> _Records supplied_
________________

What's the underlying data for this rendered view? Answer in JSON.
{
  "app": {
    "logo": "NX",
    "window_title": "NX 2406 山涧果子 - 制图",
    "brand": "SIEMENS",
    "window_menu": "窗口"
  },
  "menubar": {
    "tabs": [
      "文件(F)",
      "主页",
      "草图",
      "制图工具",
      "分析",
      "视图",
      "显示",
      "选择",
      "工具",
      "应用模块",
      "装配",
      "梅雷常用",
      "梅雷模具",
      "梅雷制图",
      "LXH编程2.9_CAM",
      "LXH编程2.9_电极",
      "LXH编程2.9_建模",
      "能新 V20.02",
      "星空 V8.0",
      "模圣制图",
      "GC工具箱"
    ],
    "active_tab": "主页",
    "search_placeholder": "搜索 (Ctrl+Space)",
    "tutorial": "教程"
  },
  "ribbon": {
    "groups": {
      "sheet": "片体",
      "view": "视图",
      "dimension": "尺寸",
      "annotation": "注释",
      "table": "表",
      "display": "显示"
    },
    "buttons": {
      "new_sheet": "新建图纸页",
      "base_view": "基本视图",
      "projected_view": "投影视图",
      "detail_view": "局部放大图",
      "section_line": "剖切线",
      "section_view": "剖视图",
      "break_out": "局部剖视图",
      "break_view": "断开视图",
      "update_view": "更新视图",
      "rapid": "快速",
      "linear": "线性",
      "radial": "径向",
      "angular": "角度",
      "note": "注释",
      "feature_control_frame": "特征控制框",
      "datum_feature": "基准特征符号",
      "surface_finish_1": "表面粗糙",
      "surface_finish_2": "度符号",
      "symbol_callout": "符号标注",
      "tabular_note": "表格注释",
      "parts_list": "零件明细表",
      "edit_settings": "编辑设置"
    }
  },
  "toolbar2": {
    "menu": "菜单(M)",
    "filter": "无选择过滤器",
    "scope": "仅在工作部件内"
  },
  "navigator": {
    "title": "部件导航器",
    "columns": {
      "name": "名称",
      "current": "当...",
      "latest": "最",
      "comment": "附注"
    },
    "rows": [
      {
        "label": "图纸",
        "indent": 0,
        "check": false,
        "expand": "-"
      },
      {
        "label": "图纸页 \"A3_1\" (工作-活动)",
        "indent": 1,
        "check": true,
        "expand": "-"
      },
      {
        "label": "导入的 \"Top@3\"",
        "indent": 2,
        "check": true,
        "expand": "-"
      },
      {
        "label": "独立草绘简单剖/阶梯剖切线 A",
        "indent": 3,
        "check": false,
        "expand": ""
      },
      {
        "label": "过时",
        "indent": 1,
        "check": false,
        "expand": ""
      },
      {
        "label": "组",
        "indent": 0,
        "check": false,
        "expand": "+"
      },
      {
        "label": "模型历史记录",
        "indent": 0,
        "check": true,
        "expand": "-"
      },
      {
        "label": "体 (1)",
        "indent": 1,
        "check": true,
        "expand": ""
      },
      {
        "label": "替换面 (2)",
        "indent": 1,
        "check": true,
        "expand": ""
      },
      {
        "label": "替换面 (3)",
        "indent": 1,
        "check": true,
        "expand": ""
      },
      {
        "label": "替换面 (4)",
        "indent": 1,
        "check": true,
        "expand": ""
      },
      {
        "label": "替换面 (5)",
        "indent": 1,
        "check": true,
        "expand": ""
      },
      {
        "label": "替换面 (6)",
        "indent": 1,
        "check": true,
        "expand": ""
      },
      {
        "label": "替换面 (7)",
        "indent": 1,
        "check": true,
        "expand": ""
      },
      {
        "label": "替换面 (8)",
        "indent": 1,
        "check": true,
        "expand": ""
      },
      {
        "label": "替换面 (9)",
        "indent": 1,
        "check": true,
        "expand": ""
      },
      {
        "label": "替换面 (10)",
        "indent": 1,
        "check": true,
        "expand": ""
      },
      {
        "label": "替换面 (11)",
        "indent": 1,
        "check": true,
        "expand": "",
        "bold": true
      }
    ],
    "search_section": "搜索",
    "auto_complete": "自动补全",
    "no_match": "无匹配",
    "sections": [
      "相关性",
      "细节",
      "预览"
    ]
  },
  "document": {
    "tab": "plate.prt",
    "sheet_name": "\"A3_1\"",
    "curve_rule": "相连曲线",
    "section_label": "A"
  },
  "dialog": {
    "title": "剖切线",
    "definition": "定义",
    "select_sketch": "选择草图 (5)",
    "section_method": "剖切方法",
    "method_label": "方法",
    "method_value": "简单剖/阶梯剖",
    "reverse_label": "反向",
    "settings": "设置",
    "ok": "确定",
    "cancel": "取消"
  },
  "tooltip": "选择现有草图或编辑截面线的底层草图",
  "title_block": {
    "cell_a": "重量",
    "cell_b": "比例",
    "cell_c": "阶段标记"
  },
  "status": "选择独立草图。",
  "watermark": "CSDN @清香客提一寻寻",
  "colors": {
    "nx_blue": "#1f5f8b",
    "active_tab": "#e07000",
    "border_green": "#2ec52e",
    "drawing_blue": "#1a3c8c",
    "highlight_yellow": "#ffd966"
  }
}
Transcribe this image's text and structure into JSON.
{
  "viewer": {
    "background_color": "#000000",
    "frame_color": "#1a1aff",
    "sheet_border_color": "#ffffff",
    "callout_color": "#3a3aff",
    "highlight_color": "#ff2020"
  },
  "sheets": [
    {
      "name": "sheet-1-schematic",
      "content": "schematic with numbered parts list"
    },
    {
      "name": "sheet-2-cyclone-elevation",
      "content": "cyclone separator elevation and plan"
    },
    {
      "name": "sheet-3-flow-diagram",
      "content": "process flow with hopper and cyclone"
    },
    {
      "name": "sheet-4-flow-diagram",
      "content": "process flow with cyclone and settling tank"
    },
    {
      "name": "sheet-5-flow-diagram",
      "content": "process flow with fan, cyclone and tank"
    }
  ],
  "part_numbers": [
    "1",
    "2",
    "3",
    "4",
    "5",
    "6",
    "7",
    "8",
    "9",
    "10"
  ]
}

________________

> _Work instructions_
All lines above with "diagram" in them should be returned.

> _Answer space_
      "name": "sheet-3-flow-diagram",
      "name": "sheet-4-flow-diagram",
      "name": "sheet-5-flow-diagram",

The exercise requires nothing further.